Alesta Kadinda was born and raised in Mkalanga village, where she attended primary and secondary school. She is a single mother. Her daughter, Shiness, is eight years old and in Standard Three. She is expecting her second child, due in June. Alesta also does agricultural activities for people who own land in her community. She cultivates beans and maize to sell. She has relatives and neighbors who are enrolled in the RCP Program. Alesta says that she has heard that the RCP Program helps mothers and children with their well-being, especially focusing on pregnancy through the second birthday of children. She decided to join the program because of the “good and free” services people get at the Ipalamwa General Clinic (IGC). “Also,” she continues, “the nutrition education will help me with my child’s growth and development in my womb. I hope to acquire new knowledge on how to raise a health family and care for infants through the workshops and from the caregiver, too.” Alesta says her elders have taught her that respect is the key which helps people live in society.
Shenida Changula was born and raised in Mkalanga village. She completed her primary education at Mkalanga Primary School in 2009. After she married her husband, Asheri, they moved to Makungu village.

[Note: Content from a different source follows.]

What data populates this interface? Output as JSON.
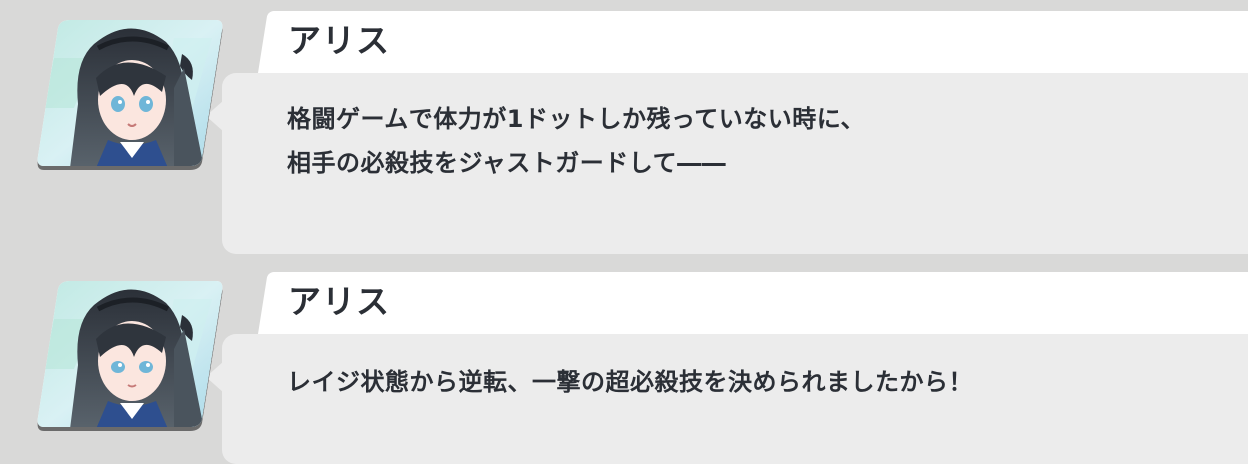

They have a daughter, Carren, who is four years old, and they are expecting their second child. Shenida is three months pregnant. Shenida also works in agriculture for a living, cultivating maize and beans for her family’s consumption and to sell. Shenida heard about the RCP Program from her neighbors in Mkalanga village and her relatives who are enrolled in the program. She says she has heard that the program supports mothers during pregnancy and aims to eliminate stunting in children through education on nutrition and hygiene. She decided to join the program because she needs to “get the education and benefits that are available to RCP families, such as free medical services and education on nutrition and hygiene.” She continues, “My hopes in participating in the RCP Program are to get education from various workshops and to have a safe delivery at the Ipalamwa General Clinic.” Shenida says that her elders taught her that pregnant women should not stand or sit in a doorframe.

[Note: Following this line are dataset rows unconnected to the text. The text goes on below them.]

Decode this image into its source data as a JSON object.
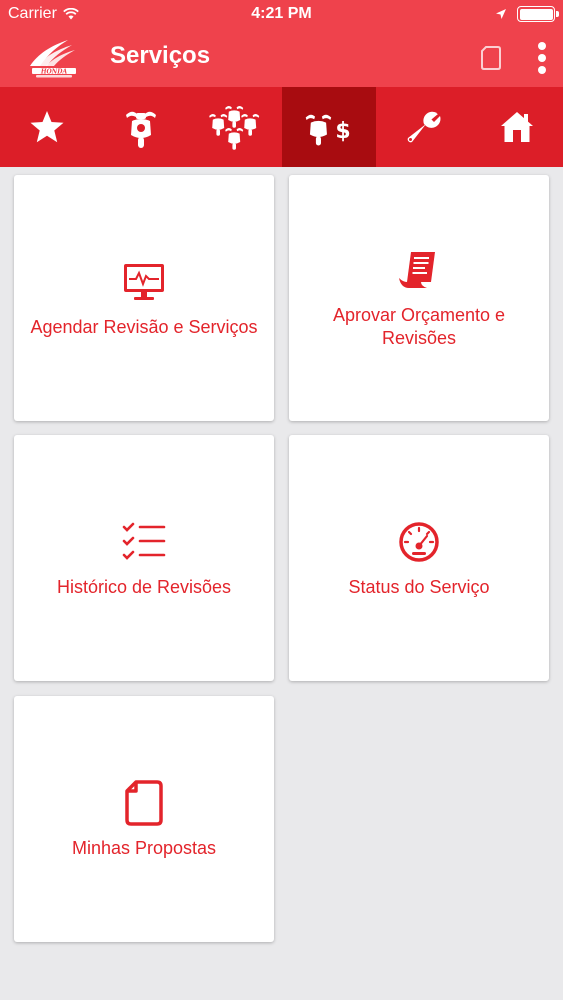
{
  "status_bar": {
    "carrier": "Carrier",
    "time": "4:21 PM"
  },
  "navbar": {
    "title": "Serviços",
    "logo_text": "HONDA"
  },
  "tabs": [
    {
      "name": "favorites",
      "icon": "star-icon",
      "active": false
    },
    {
      "name": "motorcycle",
      "icon": "motorcycle-icon",
      "active": false
    },
    {
      "name": "motorcycles-group",
      "icon": "motorcycle-group-icon",
      "active": false
    },
    {
      "name": "services-cost",
      "icon": "motorcycle-dollar-icon",
      "active": true
    },
    {
      "name": "tools",
      "icon": "wrench-icon",
      "active": false
    },
    {
      "name": "home",
      "icon": "home-icon",
      "active": false
    }
  ],
  "cards": [
    {
      "label": "Agendar Revisão e Serviços",
      "icon": "monitor-icon"
    },
    {
      "label": "Aprovar Orçamento e Revisões",
      "icon": "receipt-icon"
    },
    {
      "label": "Histórico de Revisões",
      "icon": "checklist-icon"
    },
    {
      "label": "Status do Serviço",
      "icon": "speedometer-icon"
    },
    {
      "label": "Minhas Propostas",
      "icon": "document-icon"
    }
  ],
  "colors": {
    "header": "#ef424c",
    "tabbar": "#dc1e28",
    "tab_active": "#a80c10",
    "accent": "#e3242b",
    "background": "#e9e9eb"
  }
}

About RCP’s Focus on Stunting:
Stunting is the impaired growth and development that children experience from poor nutrition, repeated infection, and inadequate psycho-social stimulation. Children are defined as stunted if their height-for-age is more than two standard deviations below the World Health Organization’s Child Growth Standards median. Global Volunteers’ RCP Program is a child-focused, parent-driven, family-centered, and community-led comprehensive effort beginning with pregnancy and continuing through the 18th birthday, focusing on the first 1,000 days of life. Ending stunting is the goal of the RCP Program in the Ukwega Ward in central Tanzania. Learn more here.
You can help these and over 750 other RCP mothers learn how to enable their children to reach their full potential. Support Global Volunteers’ RCP Program with a monthly or one-time gift now, and join a future service program to bring important resources to families in the Ukwega Ward.